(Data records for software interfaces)
────────────────────

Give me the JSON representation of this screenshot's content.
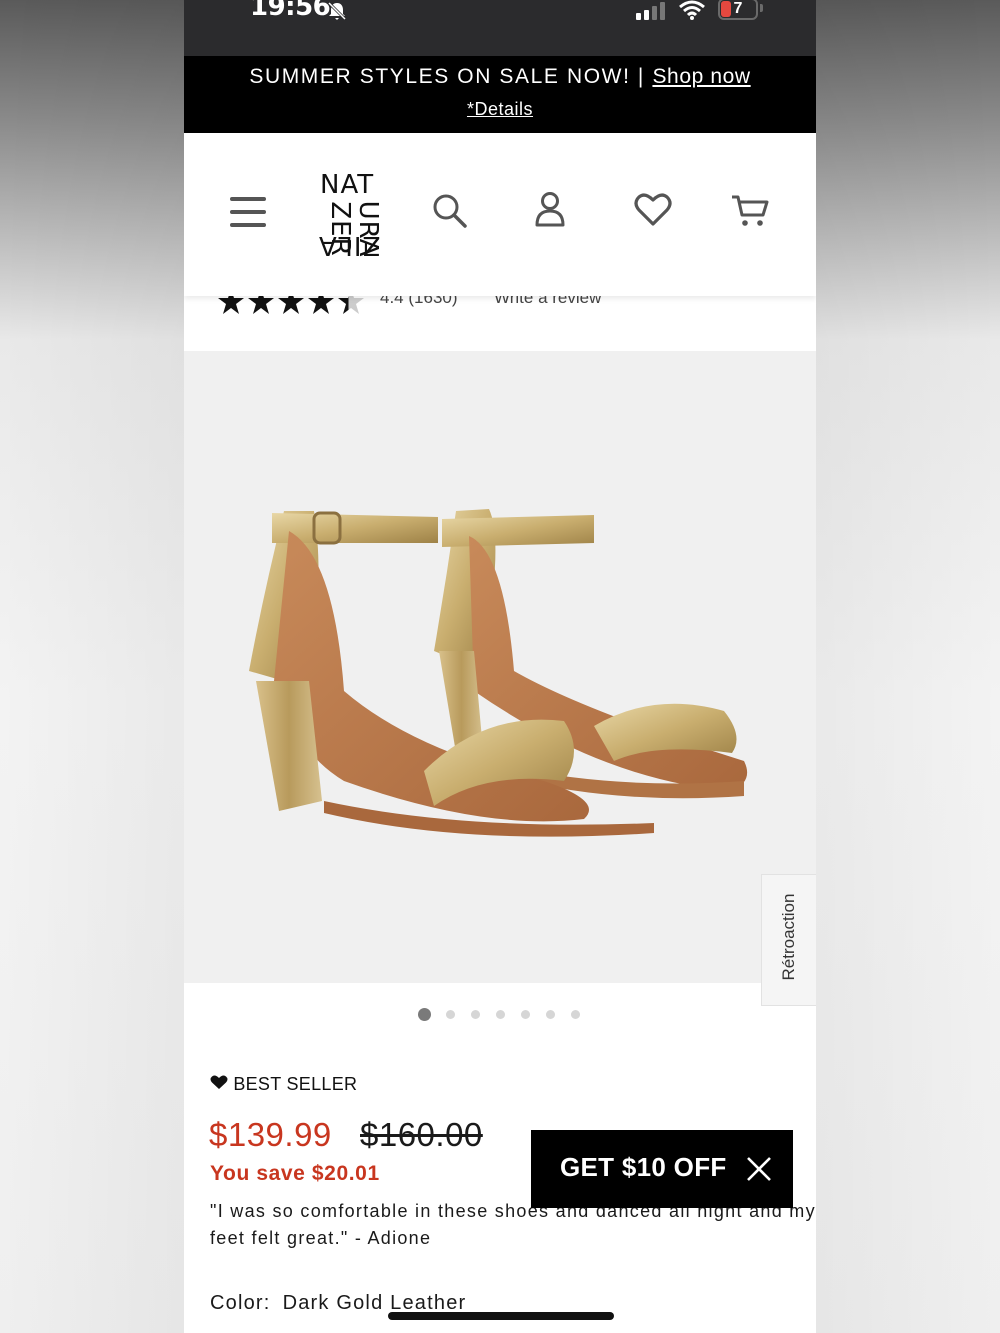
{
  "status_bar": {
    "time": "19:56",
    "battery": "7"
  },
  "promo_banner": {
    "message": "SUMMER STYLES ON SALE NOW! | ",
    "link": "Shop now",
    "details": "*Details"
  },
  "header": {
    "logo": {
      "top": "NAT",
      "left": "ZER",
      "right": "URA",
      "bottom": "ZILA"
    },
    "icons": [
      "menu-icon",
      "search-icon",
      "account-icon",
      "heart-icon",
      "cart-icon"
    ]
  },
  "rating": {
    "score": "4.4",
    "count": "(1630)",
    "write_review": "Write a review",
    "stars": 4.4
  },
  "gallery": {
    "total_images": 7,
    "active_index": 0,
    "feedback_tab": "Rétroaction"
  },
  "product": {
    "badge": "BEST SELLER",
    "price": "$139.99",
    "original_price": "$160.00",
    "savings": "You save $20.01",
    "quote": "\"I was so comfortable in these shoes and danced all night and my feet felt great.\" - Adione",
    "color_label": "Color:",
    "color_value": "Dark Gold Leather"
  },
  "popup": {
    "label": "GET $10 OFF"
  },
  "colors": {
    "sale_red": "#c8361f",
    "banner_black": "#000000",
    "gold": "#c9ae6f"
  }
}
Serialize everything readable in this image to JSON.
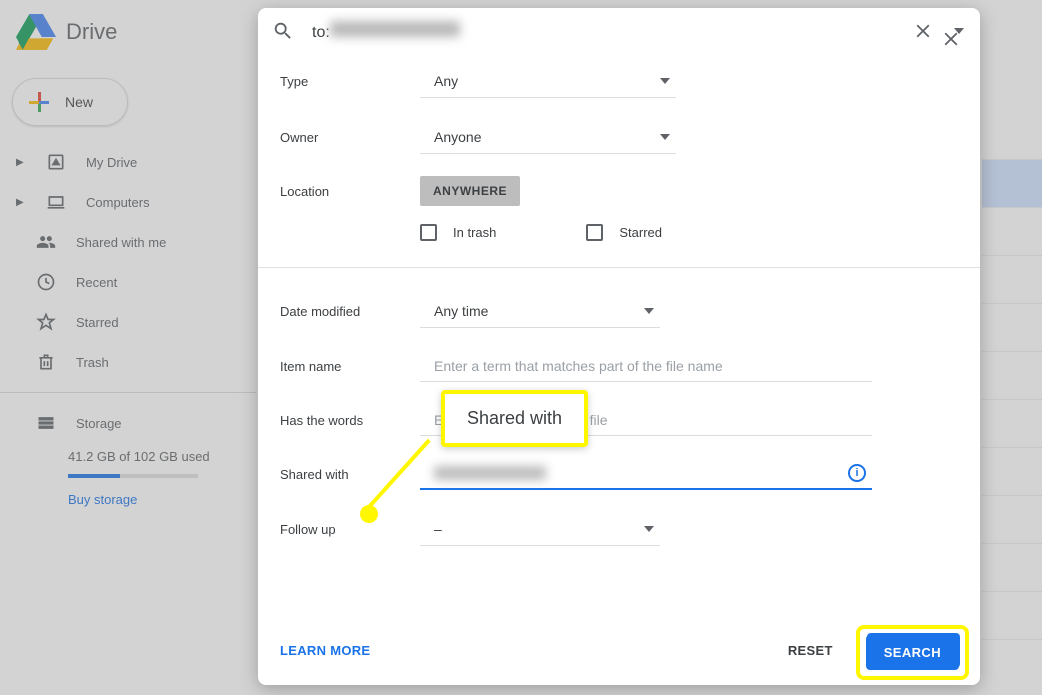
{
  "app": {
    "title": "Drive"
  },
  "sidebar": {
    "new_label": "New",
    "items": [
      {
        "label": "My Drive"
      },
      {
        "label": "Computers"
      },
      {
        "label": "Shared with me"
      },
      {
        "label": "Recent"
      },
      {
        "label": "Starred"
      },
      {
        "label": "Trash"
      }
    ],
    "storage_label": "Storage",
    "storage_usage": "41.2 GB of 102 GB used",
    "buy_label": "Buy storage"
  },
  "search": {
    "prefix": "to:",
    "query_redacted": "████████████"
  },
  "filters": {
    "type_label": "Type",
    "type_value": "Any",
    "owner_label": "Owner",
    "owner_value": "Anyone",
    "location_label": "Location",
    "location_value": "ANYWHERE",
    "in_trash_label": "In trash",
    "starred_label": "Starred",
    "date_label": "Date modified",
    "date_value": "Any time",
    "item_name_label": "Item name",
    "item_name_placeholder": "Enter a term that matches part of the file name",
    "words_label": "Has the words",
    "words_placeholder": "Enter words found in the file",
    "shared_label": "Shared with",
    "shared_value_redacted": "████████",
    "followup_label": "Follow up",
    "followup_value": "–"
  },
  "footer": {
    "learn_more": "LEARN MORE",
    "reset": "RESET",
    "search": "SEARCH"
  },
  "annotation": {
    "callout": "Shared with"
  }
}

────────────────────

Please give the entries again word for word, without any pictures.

Give me the JSON representation of this screenshot's content.
{
  "status_bar": {
    "time": "19:56",
    "battery": "7"
  },
  "promo_banner": {
    "message": "SUMMER STYLES ON SALE NOW! | ",
    "link": "Shop now",
    "details": "*Details"
  },
  "header": {
    "logo": {
      "top": "NAT",
      "left": "ZER",
      "right": "URA",
      "bottom": "ZILA"
    },
    "icons": [
      "menu-icon",
      "search-icon",
      "account-icon",
      "heart-icon",
      "cart-icon"
    ]
  },
  "rating": {
    "score": "4.4",
    "count": "(1630)",
    "write_review": "Write a review",
    "stars": 4.4
  },
  "gallery": {
    "total_images": 7,
    "active_index": 0,
    "feedback_tab": "Rétroaction"
  },
  "product": {
    "badge": "BEST SELLER",
    "price": "$139.99",
    "original_price": "$160.00",
    "savings": "You save $20.01",
    "quote": "\"I was so comfortable in these shoes and danced all night and my feet felt great.\" - Adione",
    "color_label": "Color:",
    "color_value": "Dark Gold Leather"
  },
  "popup": {
    "label": "GET $10 OFF"
  },
  "colors": {
    "sale_red": "#c8361f",
    "banner_black": "#000000",
    "gold": "#c9ae6f"
  }
}
Serialize everything readable in this image to JSON.
{
  "app": {
    "title": "Drive"
  },
  "sidebar": {
    "new_label": "New",
    "items": [
      {
        "label": "My Drive"
      },
      {
        "label": "Computers"
      },
      {
        "label": "Shared with me"
      },
      {
        "label": "Recent"
      },
      {
        "label": "Starred"
      },
      {
        "label": "Trash"
      }
    ],
    "storage_label": "Storage",
    "storage_usage": "41.2 GB of 102 GB used",
    "buy_label": "Buy storage"
  },
  "search": {
    "prefix": "to:",
    "query_redacted": "████████████"
  },
  "filters": {
    "type_label": "Type",
    "type_value": "Any",
    "owner_label": "Owner",
    "owner_value": "Anyone",
    "location_label": "Location",
    "location_value": "ANYWHERE",
    "in_trash_label": "In trash",
    "starred_label": "Starred",
    "date_label": "Date modified",
    "date_value": "Any time",
    "item_name_label": "Item name",
    "item_name_placeholder": "Enter a term that matches part of the file name",
    "words_label": "Has the words",
    "words_placeholder": "Enter words found in the file",
    "shared_label": "Shared with",
    "shared_value_redacted": "████████",
    "followup_label": "Follow up",
    "followup_value": "–"
  },
  "footer": {
    "learn_more": "LEARN MORE",
    "reset": "RESET",
    "search": "SEARCH"
  },
  "annotation": {
    "callout": "Shared with"
  }
}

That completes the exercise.